What’s happened, as Dionne Scott of the Center for Reproductive Rights explained it to Broadsheet today: The CRR, who filed suit against the law on behalf of two local women, requested a temporary restraining order (TRO) to prevent the law from going into effect as the wrangling went on.

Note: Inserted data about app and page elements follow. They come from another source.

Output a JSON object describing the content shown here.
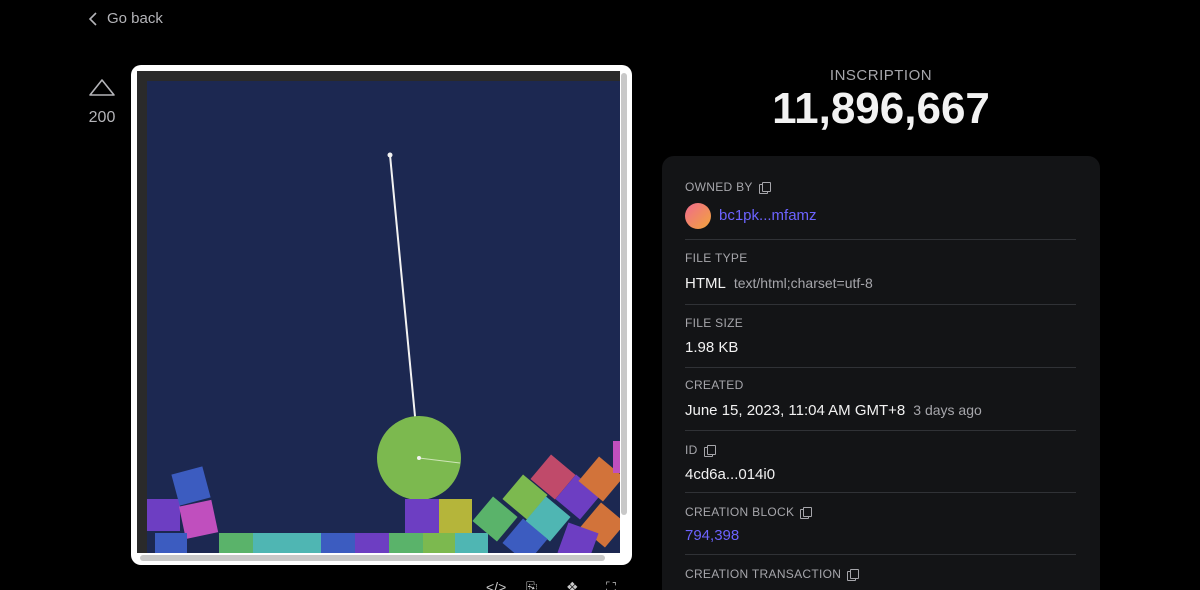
{
  "nav": {
    "back_label": "Go back"
  },
  "vote": {
    "count": "200"
  },
  "inscription": {
    "label": "INSCRIPTION",
    "number": "11,896,667"
  },
  "details": {
    "owned_by": {
      "label": "OWNED BY",
      "value": "bc1pk...mfamz"
    },
    "file_type": {
      "label": "FILE TYPE",
      "value": "HTML",
      "sub": "text/html;charset=utf-8"
    },
    "file_size": {
      "label": "FILE SIZE",
      "value": "1.98 KB"
    },
    "created": {
      "label": "CREATED",
      "value": "June 15, 2023, 11:04 AM GMT+8",
      "sub": "3 days ago"
    },
    "id": {
      "label": "ID",
      "value": "4cd6a...014i0"
    },
    "creation_block": {
      "label": "CREATION BLOCK",
      "value": "794,398"
    },
    "creation_transaction": {
      "label": "CREATION TRANSACTION"
    }
  },
  "toolbar": {
    "icons": [
      "code-icon",
      "copy-icon",
      "twitter-icon",
      "fullscreen-icon"
    ]
  },
  "colors": {
    "accent": "#6c63ff",
    "panel": "#131416",
    "scene_background": "#1c2851",
    "pendulum_ball": "#7cb94f"
  }
}
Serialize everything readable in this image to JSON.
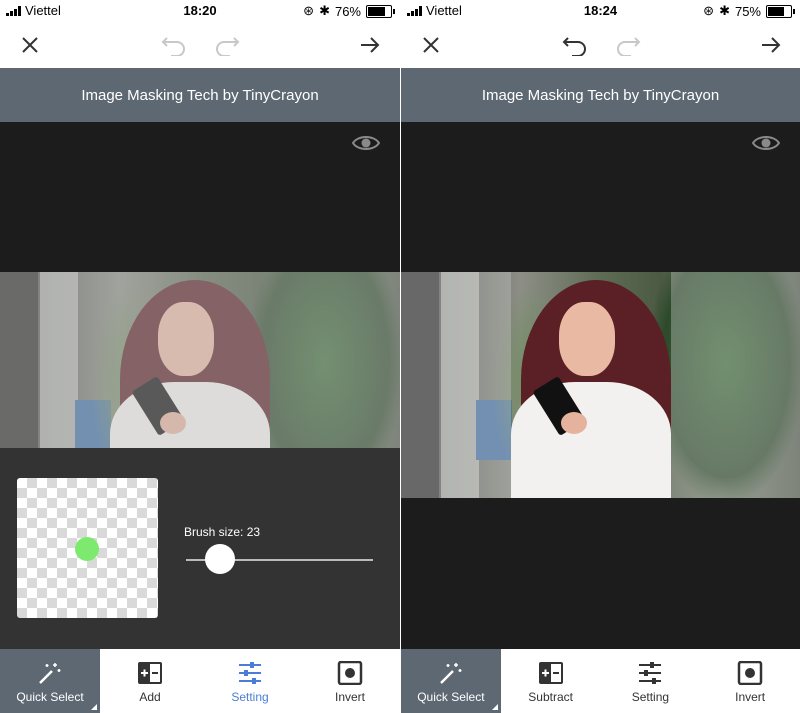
{
  "colors": {
    "header_bg": "#5e6873",
    "accent_blue": "#4a7ed6",
    "canvas_bg": "#1c1c1c",
    "settings_bg": "#333333",
    "brush_green": "#7dea6f"
  },
  "left": {
    "status": {
      "carrier": "Viettel",
      "time": "18:20",
      "battery": "76%",
      "battery_level": 0.76
    },
    "toolbar": {
      "close_icon": "close-icon",
      "undo_enabled": false,
      "redo_enabled": false,
      "next_icon": "arrow-right-icon"
    },
    "banner": "Image Masking Tech by TinyCrayon",
    "settings": {
      "brush_label": "Brush size: 23",
      "brush_value": 23
    },
    "tabs": [
      {
        "label": "Quick Select",
        "icon": "magic-wand-icon"
      },
      {
        "label": "Add",
        "icon": "add-mask-icon"
      },
      {
        "label": "Setting",
        "icon": "sliders-icon"
      },
      {
        "label": "Invert",
        "icon": "invert-icon"
      }
    ]
  },
  "right": {
    "status": {
      "carrier": "Viettel",
      "time": "18:24",
      "battery": "75%",
      "battery_level": 0.75
    },
    "toolbar": {
      "close_icon": "close-icon",
      "undo_enabled": true,
      "redo_enabled": false,
      "next_icon": "arrow-right-icon"
    },
    "banner": "Image Masking Tech by TinyCrayon",
    "tabs": [
      {
        "label": "Quick Select",
        "icon": "magic-wand-icon"
      },
      {
        "label": "Subtract",
        "icon": "subtract-mask-icon"
      },
      {
        "label": "Setting",
        "icon": "sliders-icon"
      },
      {
        "label": "Invert",
        "icon": "invert-icon"
      }
    ]
  }
}
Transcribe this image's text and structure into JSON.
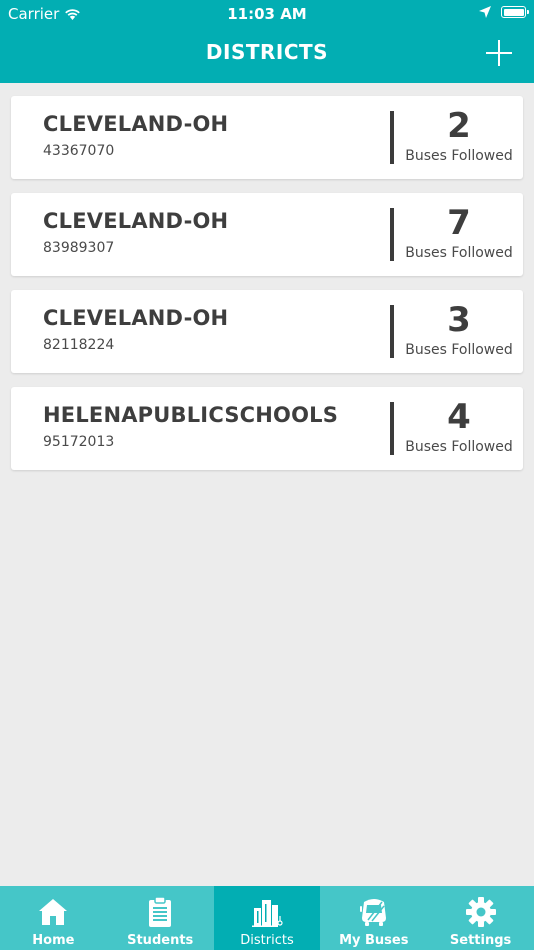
{
  "status_bar": {
    "carrier": "Carrier",
    "time": "11:03 AM"
  },
  "header": {
    "title": "DISTRICTS"
  },
  "districts": [
    {
      "name": "CLEVELAND-OH",
      "code": "43367070",
      "count": "2",
      "count_label": "Buses Followed"
    },
    {
      "name": "CLEVELAND-OH",
      "code": "83989307",
      "count": "7",
      "count_label": "Buses Followed"
    },
    {
      "name": "CLEVELAND-OH",
      "code": "82118224",
      "count": "3",
      "count_label": "Buses Followed"
    },
    {
      "name": "HELENAPUBLICSCHOOLS",
      "code": "95172013",
      "count": "4",
      "count_label": "Buses Followed"
    }
  ],
  "tabs": [
    {
      "label": "Home",
      "icon": "home-icon"
    },
    {
      "label": "Students",
      "icon": "clipboard-icon"
    },
    {
      "label": "Districts",
      "icon": "buildings-icon"
    },
    {
      "label": "My Buses",
      "icon": "bus-icon"
    },
    {
      "label": "Settings",
      "icon": "gear-icon"
    }
  ],
  "active_tab": "Districts",
  "colors": {
    "brand": "#02aeb3",
    "tabbar": "#45c6c8",
    "background": "#ececec"
  }
}
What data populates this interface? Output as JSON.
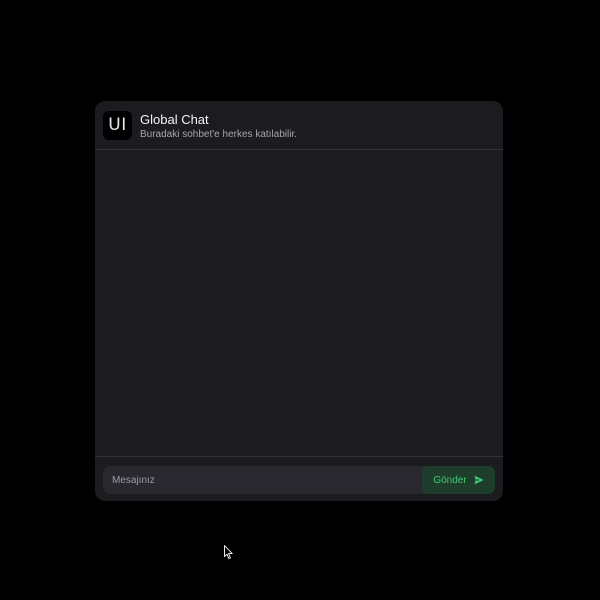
{
  "header": {
    "avatar_text": "UI",
    "title": "Global Chat",
    "subtitle": "Buradaki sohbet'e herkes katılabilir."
  },
  "messages": [],
  "composer": {
    "placeholder": "Mesajınız",
    "value": "",
    "send_label": "Gönder",
    "send_icon": "send-arrow-icon"
  },
  "colors": {
    "page_background": "#000000",
    "panel_background": "#1c1b1f",
    "divider": "#34333a",
    "input_background": "#29282e",
    "send_button_background": "#1f3d2c",
    "send_button_text": "#3ecb72"
  }
}
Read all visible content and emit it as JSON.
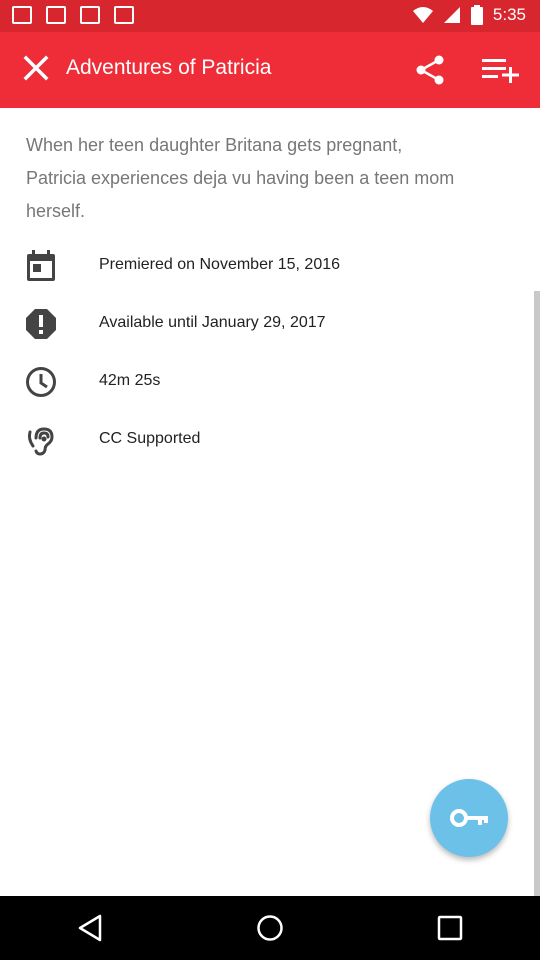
{
  "status_bar": {
    "time": "5:35",
    "icons": [
      "notification-icon",
      "notification-icon",
      "notification-icon",
      "notification-icon",
      "wifi-icon",
      "signal-icon",
      "battery-icon"
    ]
  },
  "app_bar": {
    "title": "Adventures of Patricia",
    "close_icon": "close-icon",
    "share_icon": "share-icon",
    "playlist_add_icon": "playlist-add-icon",
    "background_color": "#ee2d38"
  },
  "description": "When her teen daughter Britana gets pregnant, Patricia experiences deja vu having been a teen mom herself.",
  "info_rows": [
    {
      "icon": "calendar-icon",
      "text": "Premiered on November 15, 2016"
    },
    {
      "icon": "alert-icon",
      "text": "Available until January 29, 2017"
    },
    {
      "icon": "clock-icon",
      "text": "42m 25s"
    },
    {
      "icon": "hearing-icon",
      "text": "CC Supported"
    }
  ],
  "fab": {
    "icon": "key-icon",
    "color": "#6bc1e8"
  },
  "nav_bar": {
    "icons": [
      "back-icon",
      "home-icon",
      "recents-icon"
    ]
  }
}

In response, a judge set a hearing for October 30 — and then, for reasons unclear, recused herself from the case. The new judge, Twyla Mason Gray of the Oklahoma County District Court, ignoring the TRO request itself, granted the state’s request for an extension on that hearing, moving it to December 4. Yes: this would allow the law to be in effect for a month before anyone could order it restrained. (Indeed, CRR attorney Jennifer Mondino called the move ‘very unusual.’) So the CRR, no doubt delighted to have found something to do with all the time on its hands, filed a motion opposing that extension and saying, ‘Also, about that TRO?’ Result, late this Monday: Judge Gray kept the December 4 date — this just for the TRO hearing, mind you — but did stay the law for now.”